Hi Jason:

Thanks for reaching out, I've always respected your business accomplishments and your writing. You may not remember but we spoke briefly a couple of times when I was at TWiT.

As you might imagine, I've gotten a number of offers and inquiries about HEY.com over the years. Usually I ignore them, but very happy to chat with you about this or any other topic. I'm on cell at ###-###-####.

Thanks!

Dane

So we set up a call and had a nice chat. Really nice guy. A few days later, I made an offer.

He said no.

So I countered.

He said no.

We were clearly way off. And the momentum went cold. He decided he wasn’t ready to sell. I thanked him for the opportunity and said let’s stay in touch.

Then on August 19, 2019, well over a year after my initial outreach, he wrote me back.

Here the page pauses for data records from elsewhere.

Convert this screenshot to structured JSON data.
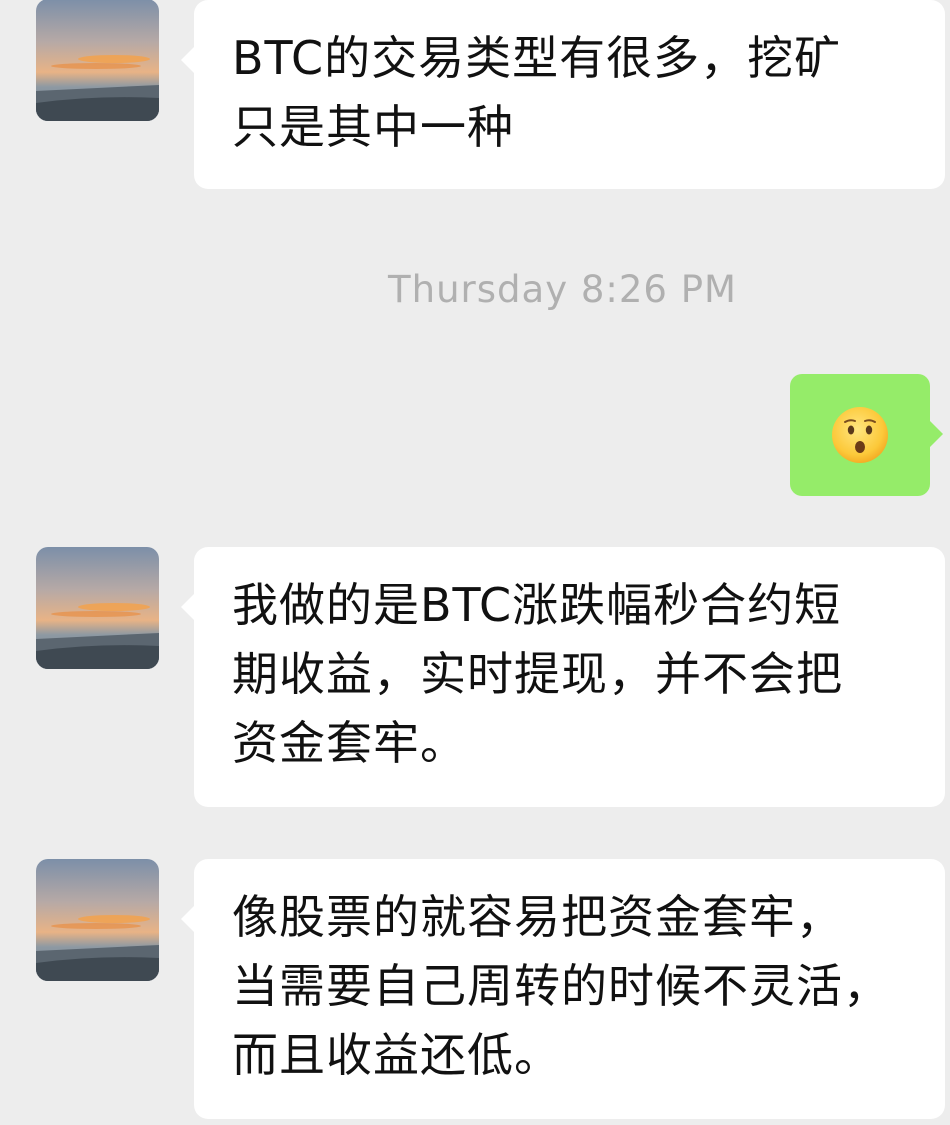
{
  "conversation": {
    "messages": [
      {
        "sender": "contact",
        "lines": [
          "BTC的交易类型有很多，挖矿",
          "只是其中一种"
        ]
      },
      {
        "type": "timestamp",
        "text": "Thursday 8:26 PM"
      },
      {
        "sender": "me",
        "emoji": "hushed-face"
      },
      {
        "sender": "contact",
        "lines": [
          "我做的是BTC涨跌幅秒合约短",
          "期收益，实时提现，并不会把",
          "资金套牢。"
        ]
      },
      {
        "sender": "contact",
        "lines": [
          "像股票的就容易把资金套牢，",
          "当需要自己周转的时候不灵活，",
          "而且收益还低。"
        ]
      }
    ]
  },
  "colors": {
    "background": "#ededed",
    "incoming_bubble": "#ffffff",
    "outgoing_bubble": "#95ec69",
    "timestamp_text": "#b0b0b0",
    "message_text": "#111111"
  },
  "icons": {
    "contact_avatar": "sunset-beach-avatar",
    "sent_emoji": "hushed-face-emoji"
  }
}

Hi Jason:

Not sure if you're still interested in Hey.com, but I'm in the process of vetting what appears to be a serious inquiry to buy it. The numbers being discussed are notably higher than what you mentioned previously. Given your previous offer I'm thinking you probably won't be interested, but I appreciated your approach and also what you've done for the industry, so I thought I'd let you know as a courtesy.

We caught up via Zoom a few days later, discussed again, and I made another offer. This time significantly higher than our original offer. It was a nervous amount of money.

Things were beginning to heat up, but there was no deal yet. I completely understood – he owned this domain for a long time, and he wasn’t a squatter. Dane used hey.com for his business. It was part of his identity. It was a valuable asset. He needed time to think it through.

We traded a number of other emails, and then I upped the offer a little bit more on September 18, 2019.

A few days later we’d verbally agreed to move forward on an all-cash deal with a number of stipulations, conditions, etc. All were perfectly reasonable, so we asked him to prepare a contract.

There were a few small back and forths, but we essentially accepted his contract and terms as is. We wired the money into escrow, we waited for some Google mail transfer stuff to finish up, and on November 20th, 2019 the domain was officially transferred over into our ownership. Funds were released to escrow, and the deal was done.

This was a long 18 month process, and there was uncertainty at every step. We’d never bought a domain like this, he’d never sold a domain like this. There’s a lot of trust required on all sides. And more than money, hey.com was important to him. And who he sold it to was important to him as well.

But it was truly a pleasure to work with him. Dane was fair, thoughtful, patient, and accommodating. And for that we’re grateful. Business deals like this can get messy, but this one was clean and straightforward. Kudos to him and his lawyer for their diligence and clear communication.

All in we traded 60+ emails over the course of the deal. Toss in a few zoom calls as well.

So that’s the story of how we acquired hey.com. One cold email to kick it off, no domain brokers or middlemen, and a lot of patience and understanding on both sides.

Wait how much was it? I know everyone wants to know, but we can’t say. Both sides are bound by a non-disclosure around the final purchase price. You’ll just have to guess.

As for Dane, he relaunched his brand under a new name. You can check him out at VidiUp.tv.

As for us, this April we’ll be launching our brand new email serviced called HEY at hey.com.

Note: This post was cleared with Dane prior to publishing, so he’s cool with me sharing his name, the story, and the name of his new company.

The Basecamp Guide to Internal Communication

We just published “The Basecamp Guide to Internal Communication“. It’s a collection of philosophies and day-to-day practices that help guide the way we communicate with each other at Basecamp.

We cover when to write stuff up in detail vs. when to chat about it. Why meetings are a last resort, not a first option. How companies don’t have communication problems, they have miscommunication problems. Why a single central source of truth is better than different versions all over the place. Why writing benefits everyone, but speaking only benefits those who were there.

We hope you find it useful. Check it out.